Interface dataset entries
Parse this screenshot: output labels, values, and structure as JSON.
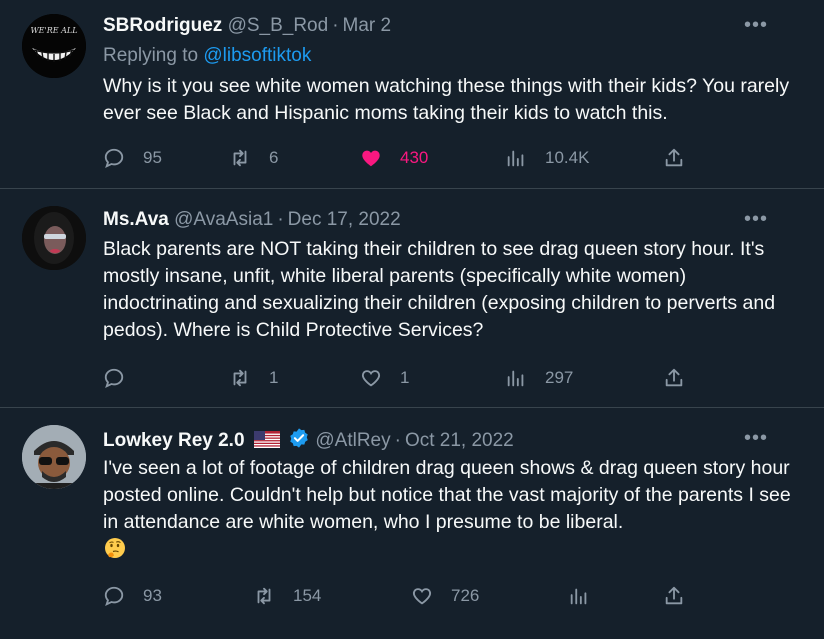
{
  "tweets": [
    {
      "name": "SBRodriguez",
      "handle": "@S_B_Rod",
      "date": "Mar 2",
      "reply_to_label": "Replying to",
      "reply_to_handle": "@libsoftiktok",
      "text": "Why is it you see white women watching these things with their kids? You rarely ever see Black and Hispanic moms taking their kids to watch this.",
      "avatar_text": "WE'RE ALL MAD HERE",
      "stats": {
        "replies": "95",
        "retweets": "6",
        "likes": "430",
        "views": "10.4K"
      },
      "liked": true
    },
    {
      "name": "Ms.Ava",
      "handle": "@AvaAsia1",
      "date": "Dec 17, 2022",
      "text": "Black parents are NOT taking their children to see drag queen story hour. It's mostly insane, unfit, white liberal parents (specifically white women) indoctrinating and sexualizing their children (exposing children to perverts and pedos). Where is Child Protective Services?",
      "stats": {
        "replies": "",
        "retweets": "1",
        "likes": "1",
        "views": "297"
      },
      "liked": false
    },
    {
      "name": "Lowkey Rey 2.0",
      "handle": "@AtlRey",
      "date": "Oct 21, 2022",
      "text": "I've seen a lot of footage of children drag queen shows & drag queen story hour posted online. Couldn't help but notice that the vast majority of the parents I see in attendance are white women, who I presume to be liberal.",
      "stats": {
        "replies": "93",
        "retweets": "154",
        "likes": "726",
        "views": ""
      },
      "liked": false,
      "verified": true
    }
  ],
  "separator": "·",
  "more_label": "•••",
  "colors": {
    "background": "#15202b",
    "text": "#f7f9f9",
    "muted": "#8b98a5",
    "accent": "#1d9bf0",
    "like": "#f91880",
    "border": "#38444d"
  },
  "icons": [
    "reply-icon",
    "retweet-icon",
    "heart-icon",
    "views-icon",
    "share-icon",
    "verified-badge-icon",
    "us-flag-icon",
    "thinking-face-icon"
  ]
}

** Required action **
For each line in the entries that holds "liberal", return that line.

** Output for this exercise **
      "text": "Black parents are NOT taking their children to see drag queen story hour. It's mostly insane, unfit, white liberal parents (specifically white women) indoctrinating and sexualizing their children (exposing children to perverts and pedos). Where is Child Protective Services?",
      "text": "I've seen a lot of footage of children drag queen shows & drag queen story hour posted online. Couldn't help but notice that the vast majority of the parents I see in attendance are white women, who I presume to be liberal.",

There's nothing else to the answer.